A decision on this case should issue later this year.


[1] The D.C. Circuit’s opinion was reported in the New York Times and Associated Press. Judge Tatel is a University of Chicago Law School classmate and friend of the blogger.

Inter-American Commission on Human Rights Decides Guantanamo Bay Detainee’s Case Against U.S. Is Admissible on the Merits

On March 30, 2012, the Inter-American Commission on Human Rights (“IACHR” or “Commission”) decided that a case against the U.S. was admissible for determination on the merits.

The case was brought by Djamel Ameziane, who left his home country of Algeria in the early 1990s to avoid a bloody civil war. Thereafter he lived in Austria and Canada for many years until Canada denied his asylum  application. Fearing deportation to Algeria, he fled to Afghanistan just before the U.S. invasion in October 2001. Like many others, he then went to Pakistan to escape the war. There he was picked up and sold to U.S. forces for a bounty. In early 2002 Ameziane was transferred to the U.S. detention facility at Guantanamo Bay, Cuba, where he has been held ever since without any charges being filed against him. Documents about his hearings at Guantanamo Bay are available on the web.)

In February 2005 he filed a habeas corpus petition with the U.S. District Court in Washington, D.C. There were some preliminary pre-trial and appellate skirmishes, but the case has been stayed or postponed indefinitely by court order.

Thus being left without an effective remedy in U.S. federal court, Ameziane on August 6, 2008, filed with the IACHR a petition and a request for precautionary measures (akin to a preliminary injunction) against the U.S.

Two weeks later, the Commission issued its Urgent Precautionary Measures that required the U.S. immediately to do the following:1.

  1. “[T]ake all measures necessary to ensure that . . . Ameziane is not subjected to cruel, inhuman or degrading treatment or torture during the course of interrogations or at any other time, including but not limited to all corporal punishment and punishment that may be prejudicial to [his] physical or mental health;
  2. [T]ake all measures necessary to ensure that . . . Ameziane receives prompt and effective medical attention for physical and psychological ailments and that such medical attention is not made contingent upon any condition;
  3.  [T]ake all measures necessary to ensure that, prior to any potential transfer or release, . . .    Ameziane is provided an adequate, individualized examination of his circumstances through a fair and transparent process before a competent, independent and impartial decision maker; and
  4.  [T]ake all measures necessary to ensure that . . . Ameziane is not transferred or removed to a country where there are substantial grounds for believing that he would be in danger of being subjected to torture or other mistreatment, and that diplomatic assurances are not being used to circumvent the United States’ non-refoulement obligations.”

In October 2010 the Commission held a hearing in the case.
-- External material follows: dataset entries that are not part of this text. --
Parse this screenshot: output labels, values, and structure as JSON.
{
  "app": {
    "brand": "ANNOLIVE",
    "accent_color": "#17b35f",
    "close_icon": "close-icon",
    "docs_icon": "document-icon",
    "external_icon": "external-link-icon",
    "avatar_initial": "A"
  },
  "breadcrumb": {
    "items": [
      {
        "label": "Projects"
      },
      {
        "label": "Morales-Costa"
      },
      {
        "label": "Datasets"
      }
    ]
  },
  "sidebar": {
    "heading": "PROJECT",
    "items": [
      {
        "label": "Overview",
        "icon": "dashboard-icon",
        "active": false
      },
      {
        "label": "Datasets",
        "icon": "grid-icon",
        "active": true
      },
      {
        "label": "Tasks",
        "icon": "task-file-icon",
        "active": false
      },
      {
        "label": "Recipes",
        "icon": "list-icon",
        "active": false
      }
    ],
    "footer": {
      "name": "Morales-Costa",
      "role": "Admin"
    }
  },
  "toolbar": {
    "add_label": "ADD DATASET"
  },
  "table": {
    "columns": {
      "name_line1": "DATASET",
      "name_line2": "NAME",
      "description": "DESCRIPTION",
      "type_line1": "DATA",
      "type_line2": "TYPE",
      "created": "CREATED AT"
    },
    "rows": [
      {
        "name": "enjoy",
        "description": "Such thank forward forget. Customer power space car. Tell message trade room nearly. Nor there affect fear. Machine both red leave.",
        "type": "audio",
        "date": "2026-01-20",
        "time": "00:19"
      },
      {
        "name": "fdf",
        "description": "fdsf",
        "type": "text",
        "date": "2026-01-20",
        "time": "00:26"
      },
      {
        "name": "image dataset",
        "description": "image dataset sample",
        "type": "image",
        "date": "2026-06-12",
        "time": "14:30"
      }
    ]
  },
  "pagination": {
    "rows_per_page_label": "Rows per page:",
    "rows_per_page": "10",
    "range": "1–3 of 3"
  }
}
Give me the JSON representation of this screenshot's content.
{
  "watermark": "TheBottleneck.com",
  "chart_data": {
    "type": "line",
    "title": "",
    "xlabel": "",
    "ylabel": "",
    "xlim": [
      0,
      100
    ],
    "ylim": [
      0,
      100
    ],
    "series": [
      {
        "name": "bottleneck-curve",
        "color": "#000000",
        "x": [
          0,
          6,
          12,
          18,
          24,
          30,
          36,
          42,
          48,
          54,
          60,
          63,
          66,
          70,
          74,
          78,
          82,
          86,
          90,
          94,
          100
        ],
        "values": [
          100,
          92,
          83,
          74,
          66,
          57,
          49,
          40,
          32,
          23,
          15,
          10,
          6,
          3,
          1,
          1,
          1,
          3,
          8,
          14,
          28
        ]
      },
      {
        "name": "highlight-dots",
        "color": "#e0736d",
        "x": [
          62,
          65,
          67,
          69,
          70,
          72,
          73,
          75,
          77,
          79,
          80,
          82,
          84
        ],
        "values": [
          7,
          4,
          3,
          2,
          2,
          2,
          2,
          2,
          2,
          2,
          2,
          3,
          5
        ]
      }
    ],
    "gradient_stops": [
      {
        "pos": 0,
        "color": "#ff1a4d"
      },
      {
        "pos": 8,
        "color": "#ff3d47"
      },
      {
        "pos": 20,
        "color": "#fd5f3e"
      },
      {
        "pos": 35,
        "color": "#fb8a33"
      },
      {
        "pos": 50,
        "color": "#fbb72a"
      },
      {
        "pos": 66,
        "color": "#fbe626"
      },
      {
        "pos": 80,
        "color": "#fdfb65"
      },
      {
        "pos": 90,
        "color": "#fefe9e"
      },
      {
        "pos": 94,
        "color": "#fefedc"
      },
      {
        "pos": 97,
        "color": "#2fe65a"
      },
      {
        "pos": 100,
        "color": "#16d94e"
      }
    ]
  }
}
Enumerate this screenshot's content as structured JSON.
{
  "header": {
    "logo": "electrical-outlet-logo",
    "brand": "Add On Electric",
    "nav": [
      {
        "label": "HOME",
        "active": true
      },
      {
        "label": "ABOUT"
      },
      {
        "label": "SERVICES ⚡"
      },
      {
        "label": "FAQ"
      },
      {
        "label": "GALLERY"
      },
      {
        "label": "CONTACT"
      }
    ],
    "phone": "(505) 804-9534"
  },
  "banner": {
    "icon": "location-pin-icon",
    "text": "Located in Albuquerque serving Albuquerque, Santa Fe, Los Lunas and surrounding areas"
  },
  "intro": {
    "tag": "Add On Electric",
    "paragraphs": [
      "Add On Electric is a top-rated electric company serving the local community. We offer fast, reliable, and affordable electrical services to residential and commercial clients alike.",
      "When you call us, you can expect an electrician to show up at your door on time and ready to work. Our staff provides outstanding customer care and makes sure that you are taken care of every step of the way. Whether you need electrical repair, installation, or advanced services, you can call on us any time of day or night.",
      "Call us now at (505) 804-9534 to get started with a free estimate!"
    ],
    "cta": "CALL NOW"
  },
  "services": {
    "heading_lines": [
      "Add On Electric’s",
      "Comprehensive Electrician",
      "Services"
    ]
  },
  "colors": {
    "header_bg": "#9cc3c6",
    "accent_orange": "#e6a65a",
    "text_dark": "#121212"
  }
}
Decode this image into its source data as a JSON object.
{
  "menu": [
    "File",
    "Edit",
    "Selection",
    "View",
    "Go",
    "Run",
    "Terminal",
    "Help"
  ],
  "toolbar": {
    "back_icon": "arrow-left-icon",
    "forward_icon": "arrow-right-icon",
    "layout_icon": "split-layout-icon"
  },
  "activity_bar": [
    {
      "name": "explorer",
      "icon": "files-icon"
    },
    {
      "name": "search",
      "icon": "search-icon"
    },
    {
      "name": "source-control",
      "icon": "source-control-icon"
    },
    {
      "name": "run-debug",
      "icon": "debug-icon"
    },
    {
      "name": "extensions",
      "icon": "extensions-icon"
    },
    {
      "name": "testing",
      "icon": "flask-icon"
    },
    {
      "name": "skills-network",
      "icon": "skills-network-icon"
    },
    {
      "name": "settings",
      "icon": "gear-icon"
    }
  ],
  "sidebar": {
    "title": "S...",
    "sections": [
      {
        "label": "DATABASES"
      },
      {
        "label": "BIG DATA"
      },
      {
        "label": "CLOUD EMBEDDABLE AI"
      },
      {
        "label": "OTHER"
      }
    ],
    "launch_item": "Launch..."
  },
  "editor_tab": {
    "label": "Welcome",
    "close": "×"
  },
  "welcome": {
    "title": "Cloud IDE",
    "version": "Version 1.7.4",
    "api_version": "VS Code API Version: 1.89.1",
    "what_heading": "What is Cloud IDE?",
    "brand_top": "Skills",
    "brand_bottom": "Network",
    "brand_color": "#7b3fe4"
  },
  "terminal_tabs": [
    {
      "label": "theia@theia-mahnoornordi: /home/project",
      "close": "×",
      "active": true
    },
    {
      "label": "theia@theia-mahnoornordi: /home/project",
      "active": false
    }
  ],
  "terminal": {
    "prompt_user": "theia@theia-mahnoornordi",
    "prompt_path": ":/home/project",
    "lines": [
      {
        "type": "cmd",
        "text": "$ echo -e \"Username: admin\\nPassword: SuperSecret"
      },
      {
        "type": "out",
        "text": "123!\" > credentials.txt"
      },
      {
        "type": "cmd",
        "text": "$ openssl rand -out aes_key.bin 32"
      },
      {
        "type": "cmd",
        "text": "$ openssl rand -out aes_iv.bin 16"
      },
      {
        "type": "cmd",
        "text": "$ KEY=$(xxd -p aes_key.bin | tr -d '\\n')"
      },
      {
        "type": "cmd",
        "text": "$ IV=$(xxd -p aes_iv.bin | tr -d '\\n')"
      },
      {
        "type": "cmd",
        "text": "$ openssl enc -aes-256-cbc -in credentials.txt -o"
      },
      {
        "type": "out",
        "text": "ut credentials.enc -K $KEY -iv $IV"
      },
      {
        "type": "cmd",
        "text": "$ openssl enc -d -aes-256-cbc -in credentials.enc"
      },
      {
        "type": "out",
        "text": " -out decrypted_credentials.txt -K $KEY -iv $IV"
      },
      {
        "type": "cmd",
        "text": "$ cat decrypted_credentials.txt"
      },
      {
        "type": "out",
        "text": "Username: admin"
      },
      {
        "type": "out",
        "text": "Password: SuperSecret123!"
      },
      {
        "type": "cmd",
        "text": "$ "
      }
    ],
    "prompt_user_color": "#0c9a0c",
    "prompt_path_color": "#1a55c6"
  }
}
Evidence was provided about Ameziane’s lack of effective remedies in U.S. courts, his continuing need to be protected from forcible transfer to Algeria and his plea for resettlement in a safe third country.

Eighteen months later the Commission issued its previously mentioned decision that the case was admissible for proceedings on the merits. Thereafter Ameziane’s attorneys immediately renewed their request that the IACHR facilitate a dialogue between the U.S. and other countries belonging to the Organization of American States toward the safe resettlement of men such as Ameziane, as indefinite detention at Guantánamo will not end unless the international community offers safe homes for the men who cannot return to their countries of nationality for fear of torture or persecution. The attorneys also asked the U.S. Government to direct the U.S. Department of Defense to certify Ameziane for transfer, or, if necessary, authorize a “national security waiver” of the transfer restrictions for him. (Under the National Defense Authorization Act for FY2012, he needs a certification or waiver before he can be released.)

Now we wait to see what happens in this case.

Ameziane’s attorneys are from the Center for Constitutional Rights, which is dedicated to advancing and protecting the rights guaranteed by the United States Constitution and the Universal Declaration of Human Rights.